- In a node, the resulting model might be iterated over the local data numerous times before averaging all nodes’ results in the central server. The number of times a client must train the model in each round before sending back the updates depends upon various circumstantial factors. A February 2017 study related to Federated Learning analyzes two algorithmic approaches towards Federated Learning using decentralized data- FedSGD and FedAvg. SGD stands for Stochastic Gradient Descent, a common and effective approach often used in Machine Learning algorithms. FedSGD or FederatedSGD is a federated variant of the SGD algorithm with a few upgrades and additional parameters for batch size, clients etc. FedAvg stands for Federated Averaging algorithm; it works similar to the FedSGD but the nodes perform multiple updates using local data, with weights instead of gradients, before transmitting the results to the central server for weighted averaging.
- Numerous iterations of the above process with different subsets of clients are usually performed in order to achieve desired accuracy. Generally, after a given number of rounds, the model stops showing improvement in accuracy.
The following 4 steps summarize the basic process of model training through this framework:
- Developers upload a lightly pretrained (very limited accuracy) AI model on the Blockchain through a smart contract.
- Contributors test the model by getting predictions for input data without any additional costs.
- Contributors “stake” a required deposit in order to submit a data contribution for training purposes.
- One of the following two scenarios takes place-
- If the data submitted is “good”, the deposit is refunded with some additional incentive.
- If the data submitted is “bad”, the deposit is lost as penalization.
Since the usefulness or quality of a data provided might be a subjective metric in various cases, such transparency and fairness provided by smart contracts assures the data contributors that they would be fairly compensated for their contributions. The aforementioned compensation is provided through any of the three components of the incentive mechanism-
- Gamification: In this mechanism, a non-monetary compensation is provided to the data contributor. It can be compared to the badges or points awarded on various platforms.
- Reward Mechanism: The contributor is provided some financial rewards based on the improvement in the accuracy of the model due to the data contributed.

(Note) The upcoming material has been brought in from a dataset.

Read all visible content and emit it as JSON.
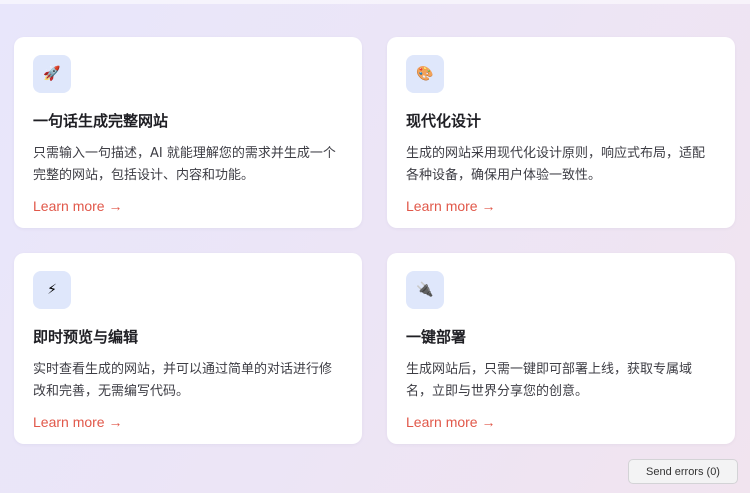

These financial rewards are supplied from a pool of reward funds
provided by the development company or any entity that wishes to encourage the training of the model.
- Contributors “stake” a required deposit in order to submit a data contribution for training purposes.
- Deposit, Refund, Penalty: Since a smart contract cannot legally compel a user to pay a penalty, the deposit submitted by the contributors before making the contribution is actually “staked” by them. In case the data provided
is good, the deposit is returned and financial incentive is provided.